▸ RECORDS PROVIDED:
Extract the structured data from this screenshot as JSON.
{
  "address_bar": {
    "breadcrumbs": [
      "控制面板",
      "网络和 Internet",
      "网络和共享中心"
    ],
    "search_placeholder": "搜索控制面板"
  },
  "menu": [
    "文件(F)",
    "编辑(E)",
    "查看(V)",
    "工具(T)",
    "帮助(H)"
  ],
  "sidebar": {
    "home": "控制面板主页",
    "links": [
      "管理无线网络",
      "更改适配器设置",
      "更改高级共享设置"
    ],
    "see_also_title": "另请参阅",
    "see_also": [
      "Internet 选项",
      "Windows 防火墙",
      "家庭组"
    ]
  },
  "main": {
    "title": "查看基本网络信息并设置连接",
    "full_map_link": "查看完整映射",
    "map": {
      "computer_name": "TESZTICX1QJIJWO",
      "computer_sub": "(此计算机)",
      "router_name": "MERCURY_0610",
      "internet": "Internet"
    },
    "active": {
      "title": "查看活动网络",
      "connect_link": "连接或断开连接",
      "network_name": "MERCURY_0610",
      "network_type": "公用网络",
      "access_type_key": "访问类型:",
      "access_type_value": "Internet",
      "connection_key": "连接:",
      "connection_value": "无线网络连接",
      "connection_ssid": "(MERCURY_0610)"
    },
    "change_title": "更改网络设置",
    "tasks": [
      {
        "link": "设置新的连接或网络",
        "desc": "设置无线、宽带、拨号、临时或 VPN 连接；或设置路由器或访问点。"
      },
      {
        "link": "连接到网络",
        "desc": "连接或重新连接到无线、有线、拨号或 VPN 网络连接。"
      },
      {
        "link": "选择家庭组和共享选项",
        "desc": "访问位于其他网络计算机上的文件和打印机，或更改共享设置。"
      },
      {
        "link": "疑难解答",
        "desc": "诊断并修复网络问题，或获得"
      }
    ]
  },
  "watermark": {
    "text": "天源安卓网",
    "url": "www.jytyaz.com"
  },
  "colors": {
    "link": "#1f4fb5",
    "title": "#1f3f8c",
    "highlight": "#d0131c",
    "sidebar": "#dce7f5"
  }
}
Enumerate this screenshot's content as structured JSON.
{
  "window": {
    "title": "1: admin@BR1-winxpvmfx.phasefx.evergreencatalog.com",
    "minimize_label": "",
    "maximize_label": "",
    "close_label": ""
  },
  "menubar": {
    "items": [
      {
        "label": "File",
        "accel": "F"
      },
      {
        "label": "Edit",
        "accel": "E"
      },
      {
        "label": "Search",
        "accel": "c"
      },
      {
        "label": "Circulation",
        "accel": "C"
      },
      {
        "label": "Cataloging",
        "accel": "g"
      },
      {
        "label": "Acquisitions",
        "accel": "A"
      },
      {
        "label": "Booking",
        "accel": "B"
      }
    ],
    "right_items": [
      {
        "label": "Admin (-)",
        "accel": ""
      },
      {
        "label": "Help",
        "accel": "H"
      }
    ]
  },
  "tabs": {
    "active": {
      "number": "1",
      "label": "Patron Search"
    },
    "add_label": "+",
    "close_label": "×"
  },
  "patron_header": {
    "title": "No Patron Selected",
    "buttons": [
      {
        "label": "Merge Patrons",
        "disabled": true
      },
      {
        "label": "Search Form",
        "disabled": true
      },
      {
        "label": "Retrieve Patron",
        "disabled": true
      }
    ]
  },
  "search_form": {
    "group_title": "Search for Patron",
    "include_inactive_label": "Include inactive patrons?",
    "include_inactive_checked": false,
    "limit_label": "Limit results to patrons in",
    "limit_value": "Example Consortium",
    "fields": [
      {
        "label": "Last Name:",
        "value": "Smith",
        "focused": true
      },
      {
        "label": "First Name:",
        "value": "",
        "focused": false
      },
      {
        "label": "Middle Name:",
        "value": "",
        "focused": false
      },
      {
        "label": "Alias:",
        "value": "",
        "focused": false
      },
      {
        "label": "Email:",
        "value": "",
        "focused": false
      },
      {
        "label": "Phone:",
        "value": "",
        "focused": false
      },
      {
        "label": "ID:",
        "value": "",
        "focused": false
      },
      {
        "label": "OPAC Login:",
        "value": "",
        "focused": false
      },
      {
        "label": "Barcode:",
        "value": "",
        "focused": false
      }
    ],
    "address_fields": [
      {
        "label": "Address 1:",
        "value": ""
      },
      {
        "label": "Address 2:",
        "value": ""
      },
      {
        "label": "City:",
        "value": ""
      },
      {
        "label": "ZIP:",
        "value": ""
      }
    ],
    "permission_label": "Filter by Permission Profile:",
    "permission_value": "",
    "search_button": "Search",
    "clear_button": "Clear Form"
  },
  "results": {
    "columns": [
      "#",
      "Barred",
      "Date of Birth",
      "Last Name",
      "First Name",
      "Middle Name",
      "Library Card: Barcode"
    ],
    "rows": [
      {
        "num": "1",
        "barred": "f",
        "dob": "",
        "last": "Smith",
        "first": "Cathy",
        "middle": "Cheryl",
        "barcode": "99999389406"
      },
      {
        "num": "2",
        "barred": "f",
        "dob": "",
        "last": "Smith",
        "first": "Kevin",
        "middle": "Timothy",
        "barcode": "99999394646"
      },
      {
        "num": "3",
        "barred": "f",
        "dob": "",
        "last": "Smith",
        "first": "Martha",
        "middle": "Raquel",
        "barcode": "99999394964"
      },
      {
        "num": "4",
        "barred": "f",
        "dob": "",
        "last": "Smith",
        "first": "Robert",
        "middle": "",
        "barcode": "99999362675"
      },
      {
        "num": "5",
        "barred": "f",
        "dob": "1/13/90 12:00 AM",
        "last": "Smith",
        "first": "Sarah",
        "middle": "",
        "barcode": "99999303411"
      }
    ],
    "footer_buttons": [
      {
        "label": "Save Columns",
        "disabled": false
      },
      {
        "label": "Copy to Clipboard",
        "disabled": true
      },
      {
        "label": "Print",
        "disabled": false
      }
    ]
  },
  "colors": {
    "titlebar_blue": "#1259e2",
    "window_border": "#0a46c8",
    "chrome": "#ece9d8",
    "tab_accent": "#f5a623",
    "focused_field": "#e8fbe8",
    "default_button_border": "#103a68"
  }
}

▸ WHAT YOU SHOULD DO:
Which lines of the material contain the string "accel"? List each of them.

▸ RESPONSE AREA:
        "accel": "F"
        "accel": "E"
        "accel": "c"
        "accel": "C"
        "accel": "g"
        "accel": "A"
        "accel": "B"
        "accel": ""
        "accel": "H"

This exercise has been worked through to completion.